● **WHAT THE TASK ASKS**:
Could you filter the data below down to the lines that hold the word "screen"?

Saved entries:
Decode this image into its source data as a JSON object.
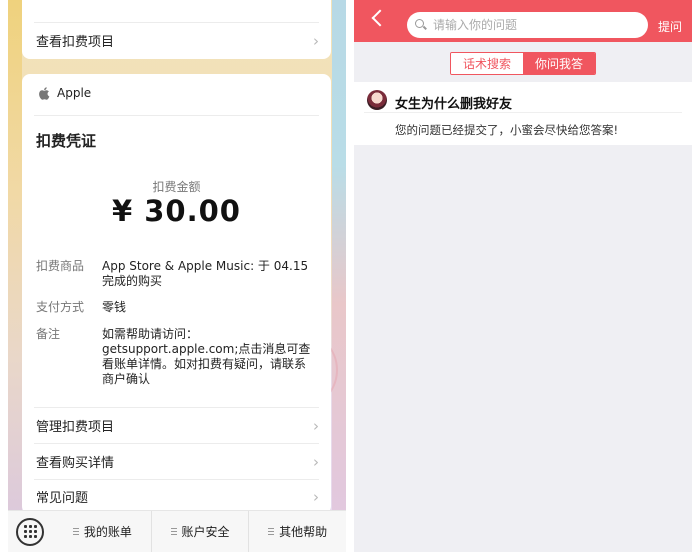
{
  "left_panel": {
    "top_card": {
      "view_item_label": "查看扣费项目"
    },
    "receipt": {
      "brand": "Apple",
      "title": "扣费凭证",
      "amount_label": "扣费金额",
      "amount": "¥ 30.00",
      "details": [
        {
          "key": "扣费商品",
          "value": "App Store & Apple Music: 于 04.15完成的购买"
        },
        {
          "key": "支付方式",
          "value": "零钱"
        },
        {
          "key": "备注",
          "value": "如需帮助请访问：getsupport.apple.com;点击消息可查看账单详情。如对扣费有疑问，请联系商户确认"
        }
      ],
      "links": [
        "管理扣费项目",
        "查看购买详情",
        "常见问题"
      ]
    },
    "tabbar": {
      "keyboard_icon": "keyboard-icon",
      "items": [
        "我的账单",
        "账户安全",
        "其他帮助"
      ]
    }
  },
  "right_panel": {
    "header": {
      "search_placeholder": "请输入你的问题",
      "ask_label": "提问",
      "back_icon": "chevron-left-icon"
    },
    "segments": {
      "search_tab": "话术搜索",
      "ask_tab": "你问我答",
      "active": "你问我答"
    },
    "question": {
      "title": "女生为什么删我好友",
      "status": "您的问题已经提交了，小蜜会尽快给您答案!"
    }
  },
  "colors": {
    "accent_red": "#f0565f",
    "text_primary": "#222222",
    "text_secondary": "#777777"
  }
}
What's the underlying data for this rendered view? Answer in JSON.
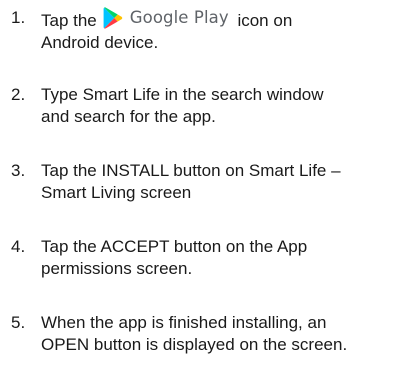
{
  "steps": [
    {
      "number": "1.",
      "before_icon": "Tap the",
      "icon": "google-play-logo-icon",
      "icon_label": "Google Play",
      "after_icon": "icon on",
      "line2": "Android device."
    },
    {
      "number": "2.",
      "line1": "Type Smart Life in the search window",
      "line2": "and search for the app."
    },
    {
      "number": "3.",
      "line1": "Tap the INSTALL button on  Smart Life –",
      "line2": "Smart Living screen"
    },
    {
      "number": "4.",
      "line1": "Tap the ACCEPT button on the App",
      "line2": "permissions screen."
    },
    {
      "number": "5.",
      "line1": "When the app is finished installing, an",
      "line2": "OPEN button is displayed on the screen."
    }
  ],
  "colors": {
    "text": "#1a1a1a",
    "google_play_label": "#5f6368",
    "play_green": "#01D46C",
    "play_blue": "#00C3FF",
    "play_yellow": "#FFC200",
    "play_red": "#FF3A44"
  }
}
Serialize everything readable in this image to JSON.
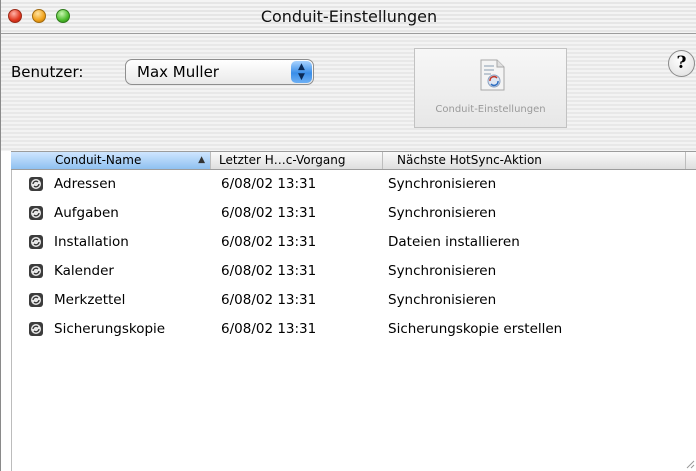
{
  "window": {
    "title": "Conduit-Einstellungen"
  },
  "toolbar": {
    "user_label": "Benutzer:",
    "user_value": "Max Muller",
    "conduit_button_label": "Conduit-Einstellungen",
    "help_label": "?"
  },
  "table": {
    "columns": [
      "Conduit-Name",
      "Letzter H…c-Vorgang",
      "Nächste HotSync-Aktion"
    ],
    "rows": [
      {
        "name": "Adressen",
        "last": "6/08/02 13:31",
        "next": "Synchronisieren"
      },
      {
        "name": "Aufgaben",
        "last": "6/08/02 13:31",
        "next": "Synchronisieren"
      },
      {
        "name": "Installation",
        "last": "6/08/02 13:31",
        "next": "Dateien installieren"
      },
      {
        "name": "Kalender",
        "last": "6/08/02 13:31",
        "next": "Synchronisieren"
      },
      {
        "name": "Merkzettel",
        "last": "6/08/02 13:31",
        "next": "Synchronisieren"
      },
      {
        "name": "Sicherungskopie",
        "last": "6/08/02 13:31",
        "next": "Sicherungskopie erstellen"
      }
    ]
  },
  "icons": {
    "row_icon": "hotsync-conduit-icon",
    "sort": "sort-ascending-icon",
    "popup": "popup-arrows-icon"
  }
}
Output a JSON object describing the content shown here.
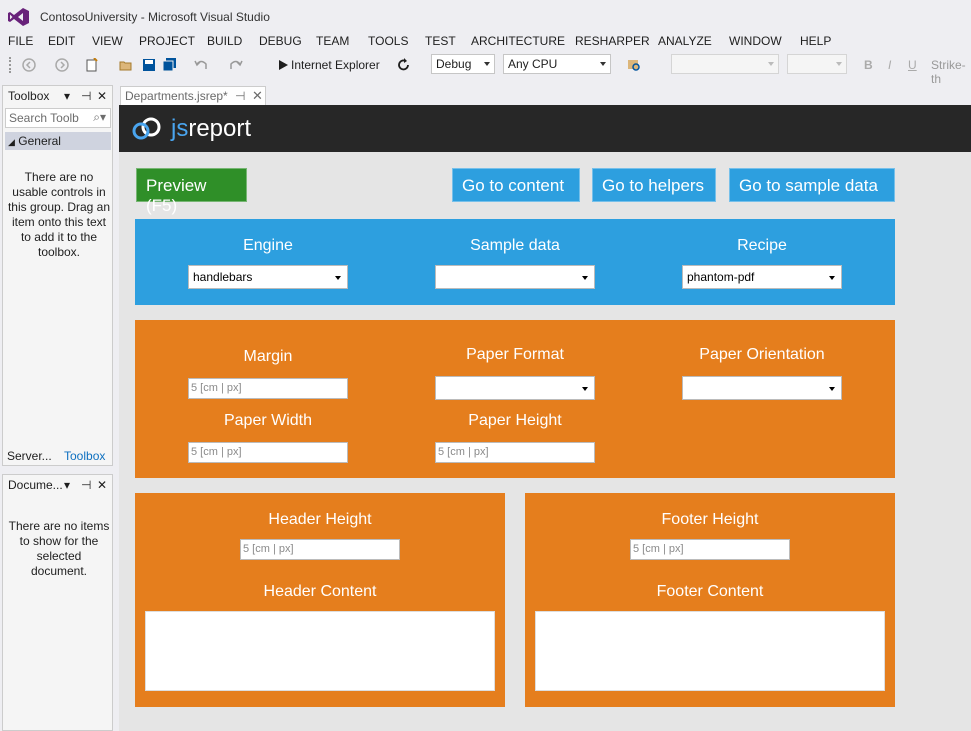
{
  "window": {
    "title": "ContosoUniversity - Microsoft Visual Studio"
  },
  "menu": [
    "FILE",
    "EDIT",
    "VIEW",
    "PROJECT",
    "BUILD",
    "DEBUG",
    "TEAM",
    "TOOLS",
    "TEST",
    "ARCHITECTURE",
    "RESHARPER",
    "ANALYZE",
    "WINDOW",
    "HELP"
  ],
  "toolbar": {
    "browser_label": "Internet Explorer",
    "config": "Debug",
    "platform": "Any CPU",
    "strike_label": "Strike-th",
    "format_bold": "B",
    "format_italic": "I",
    "format_underline": "U"
  },
  "toolbox": {
    "title": "Toolbox",
    "search_placeholder": "Search Toolb",
    "group": "General",
    "empty_message": "There are no usable controls in this group. Drag an item onto this text to add it to the toolbox.",
    "tabs": [
      "Server...",
      "Toolbox"
    ]
  },
  "docoutline": {
    "title": "Docume...",
    "empty_message": "There are no items to show for the selected document."
  },
  "doc_tab": {
    "label": "Departments.jsrep*"
  },
  "jsreport": {
    "logo_js": "js",
    "logo_report": "report",
    "preview_button": "Preview (F5)",
    "nav_buttons": [
      "Go to content",
      "Go to helpers",
      "Go to sample data"
    ],
    "engine": {
      "label": "Engine",
      "value": "handlebars"
    },
    "sample_data": {
      "label": "Sample data",
      "value": ""
    },
    "recipe": {
      "label": "Recipe",
      "value": "phantom-pdf"
    },
    "margin": {
      "label": "Margin",
      "placeholder": "5 [cm | px]"
    },
    "paper_format": {
      "label": "Paper Format",
      "value": ""
    },
    "paper_orientation": {
      "label": "Paper Orientation",
      "value": ""
    },
    "paper_width": {
      "label": "Paper Width",
      "placeholder": "5 [cm | px]"
    },
    "paper_height": {
      "label": "Paper Height",
      "placeholder": "5 [cm | px]"
    },
    "header_height": {
      "label": "Header Height",
      "placeholder": "5 [cm | px]"
    },
    "header_content": {
      "label": "Header Content"
    },
    "footer_height": {
      "label": "Footer Height",
      "placeholder": "5 [cm | px]"
    },
    "footer_content": {
      "label": "Footer Content"
    }
  },
  "colors": {
    "accent_blue": "#2d9fdf",
    "accent_orange": "#e57e1d",
    "preview_green": "#2f8f28",
    "vs_purple": "#68217a"
  }
}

● **SOLUTION TO THIS PROBLEM**:
      "line2": "Smart Living screen"
      "line2": "permissions screen."
      "line2": "OPEN button is displayed on the screen."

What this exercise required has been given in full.